Philosophically speaking, I tend to identify religion as a subcategory quite down the ladder in the hierarchy of categories we have in our beloved Puristan. Therefore, whatever has gone wrong with how religion had been perceived academically, politically and sociologically in last 62 years has, perhaps, as much to do with a lot of other things as it is with religion itself. Moreover, regardless of whether it was right or wrong, the state has already adopted a religious nomenclature which is not likely to be Continue reading
It’s very important to listen to the interviews of Maulana Sufi Muhammad and Muslim Khan (Spokesman of Taliban Pakistan), because in every interview they enlighten us with their vision for Pakistan and their future plans. While doing this most of the times, they end up exposing themselves with their extremist mindset and making it harder for apologists of Taliban to defend them anymore.
The TTP spokesperson Muslim Khan says that those whose throats were slit deserved it: Continue reading
by Hasan Zaidi
Here’s a short chronology of recent events:

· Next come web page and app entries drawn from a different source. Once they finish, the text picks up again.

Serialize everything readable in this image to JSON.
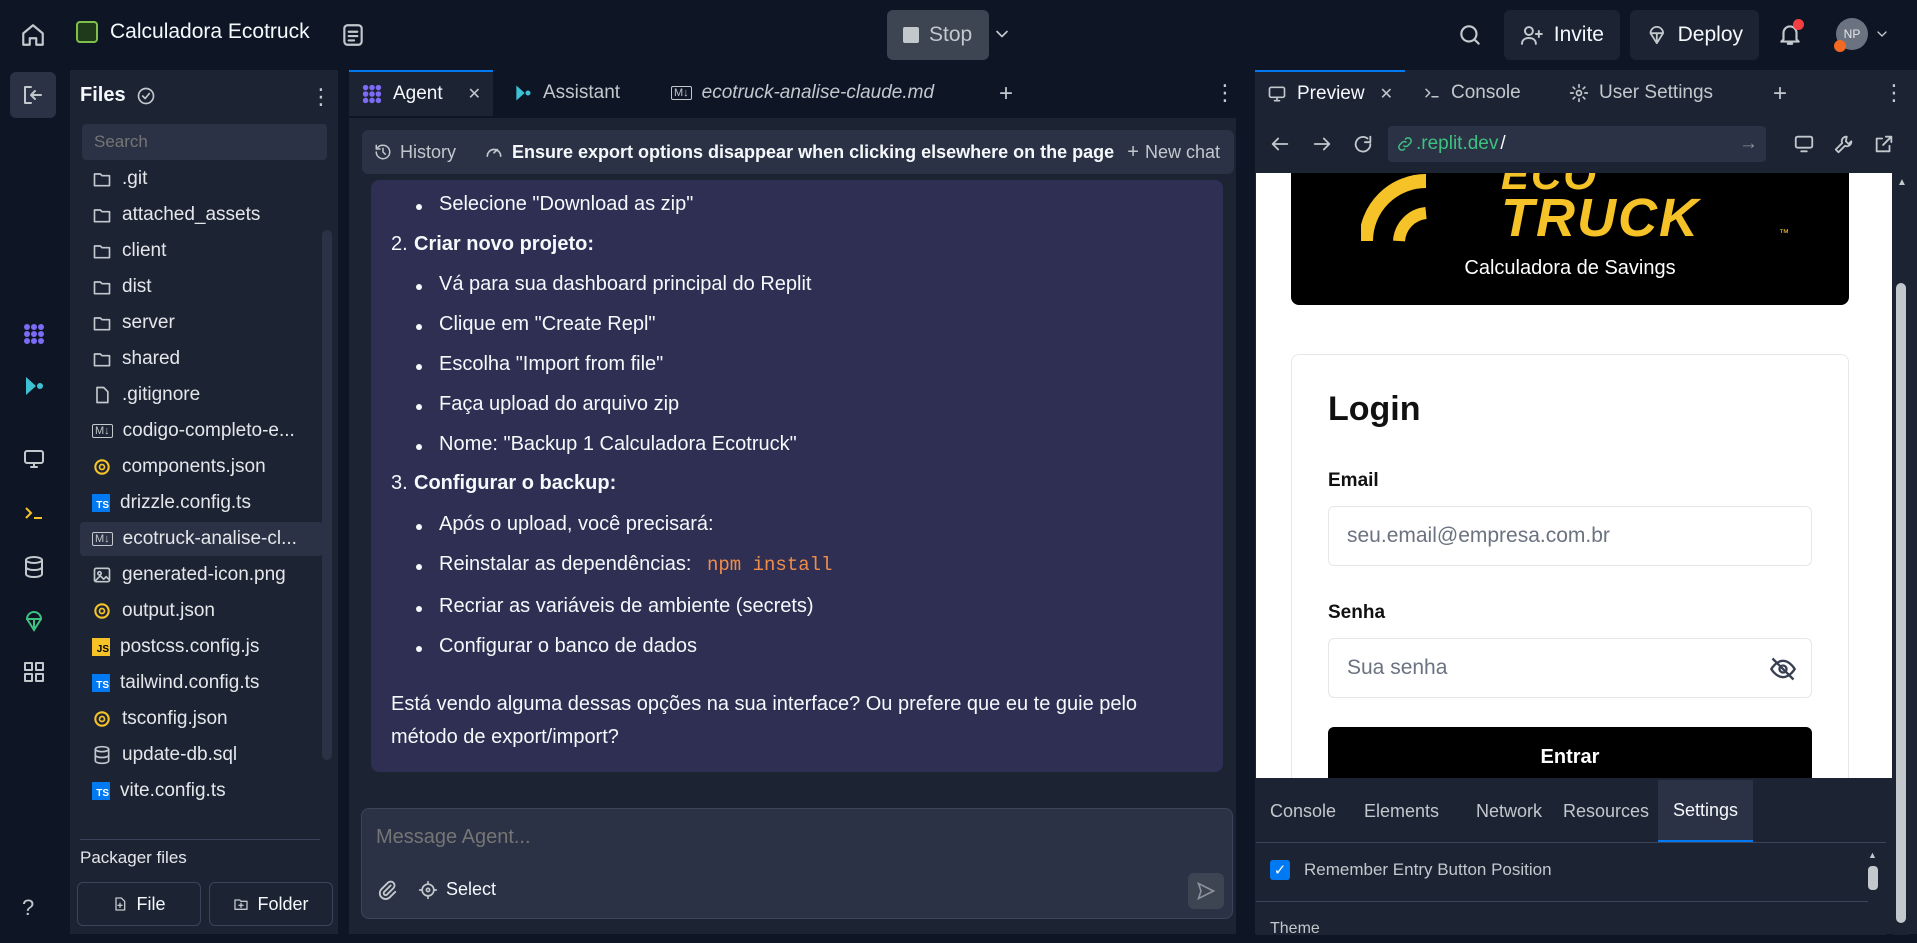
{
  "topbar": {
    "project_name": "Calculadora Ecotruck",
    "stop_label": "Stop",
    "invite_label": "Invite",
    "deploy_label": "Deploy",
    "avatar_initials": "NP"
  },
  "files": {
    "title": "Files",
    "search_placeholder": "Search",
    "items": [
      {
        "label": ".git",
        "icon": "folder-icon"
      },
      {
        "label": "attached_assets",
        "icon": "folder-icon"
      },
      {
        "label": "client",
        "icon": "folder-icon"
      },
      {
        "label": "dist",
        "icon": "folder-icon"
      },
      {
        "label": "server",
        "icon": "folder-icon"
      },
      {
        "label": "shared",
        "icon": "folder-icon"
      },
      {
        "label": ".gitignore",
        "icon": "file-icon"
      },
      {
        "label": "codigo-completo-e...",
        "icon": "markdown-icon"
      },
      {
        "label": "components.json",
        "icon": "json-icon"
      },
      {
        "label": "drizzle.config.ts",
        "icon": "ts-icon"
      },
      {
        "label": "ecotruck-analise-cl...",
        "icon": "markdown-icon"
      },
      {
        "label": "generated-icon.png",
        "icon": "image-icon"
      },
      {
        "label": "output.json",
        "icon": "json-icon"
      },
      {
        "label": "postcss.config.js",
        "icon": "js-icon"
      },
      {
        "label": "tailwind.config.ts",
        "icon": "ts-icon"
      },
      {
        "label": "tsconfig.json",
        "icon": "json-icon"
      },
      {
        "label": "update-db.sql",
        "icon": "database-icon"
      },
      {
        "label": "vite.config.ts",
        "icon": "ts-icon"
      }
    ],
    "packager_label": "Packager files",
    "new_file_label": "File",
    "new_folder_label": "Folder"
  },
  "tabs": {
    "agent": "Agent",
    "assistant": "Assistant",
    "md_file": "ecotruck-analise-claude.md"
  },
  "chat": {
    "history_label": "History",
    "thread_title": "Ensure export options disappear when clicking elsewhere on the page",
    "new_chat_label": "New chat",
    "lines": {
      "b0": "Selecione \"Download as zip\"",
      "n2_num": "2.",
      "n2": "Criar novo projeto:",
      "b1": "Vá para sua dashboard principal do Replit",
      "b2": "Clique em \"Create Repl\"",
      "b3": "Escolha \"Import from file\"",
      "b4": "Faça upload do arquivo zip",
      "b5": "Nome: \"Backup 1 Calculadora Ecotruck\"",
      "n3_num": "3.",
      "n3": "Configurar o backup:",
      "b6": "Após o upload, você precisará:",
      "b7": "Reinstalar as dependências:",
      "b7_code": "npm install",
      "b8": "Recriar as variáveis de ambiente (secrets)",
      "b9": "Configurar o banco de dados",
      "p1": "Está vendo alguma dessas opções na sua interface? Ou prefere que eu te guie pelo",
      "p2": "método de export/import?"
    },
    "input_placeholder": "Message Agent...",
    "select_label": "Select"
  },
  "preview": {
    "tabs": {
      "preview": "Preview",
      "console": "Console",
      "settings": "User Settings"
    },
    "url_host": ".replit.dev",
    "url_path": "/",
    "logo_top": "ECO",
    "logo_bottom": "TRUCK",
    "logo_tm": "™",
    "subtitle": "Calculadora de Savings",
    "login_title": "Login",
    "email_label": "Email",
    "email_placeholder": "seu.email@empresa.com.br",
    "password_label": "Senha",
    "password_placeholder": "Sua senha",
    "submit_label": "Entrar"
  },
  "devtools": {
    "tabs": [
      "Console",
      "Elements",
      "Network",
      "Resources",
      "Settings"
    ],
    "active_tab": "Settings",
    "remember_label": "Remember Entry Button Position",
    "remember_checked": true,
    "theme_label": "Theme"
  },
  "colors": {
    "accent_blue": "#0079f2",
    "agent_purple": "#7c6bf5",
    "code_orange": "#f08c4a",
    "logo_yellow": "#f5c228"
  }
}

– February 16: The North-West Frontier provincial government led by the Awami National Party and backed by a desperate Pakistan army signs a “peace accord” with the banned Tehrik-e-Nifaz-e-Shariat-e
-Mohammadi run by Maulana Sufi Mohammad, who served more than 6 years in jail on terrorism-related charges, so that he can convince his son-in-law, the renegade ‘Maulana’ Fazlullah and his Tehrik-e-Taliban to stop slaughtering people and blowing up things in Swat valley. The accord calls for the enforcement of a more efficient system of local courts in the region but since TNSM and Fazlullah believe it actually enforces Shariah law in the region, most observers believe this is only the thin edge of what these Islamist hardliners actually want to achieve through this agreement. Continue reading
Sometimes truth and compromise cannot be accommodated within a single sentence no matter how hard one tries. In US there is a syndrome known as celebrity journalism (courtesy Ann coulter and Thomas L friedman ), Journalistic showbiz personalities always looking for media spot for right or wrong reasons, this problem is slowly but surely creeping into UK.
In celebrity journalist clan top priority is the pay cheques and bank balances, but this makes the truth and the professional integrity a lesser priority. People like “world is flat” (china India slave sweat shop theory) bandwagon, knowledge gurus (Mr. Copra selling spirituality in a disposable bottle), champions of selling successful business model of WTO free market neo liberalism to people of Africa and India. This model of free market capitalism led to sub prime consumerism into an end product which is hegemonic imperialism. Continue reading
Filed under Activism, Afghanistan, Books, Colonialism, culture, Democracy, Europe, Imperialism, India, Islam, Islamism, journalism, Religion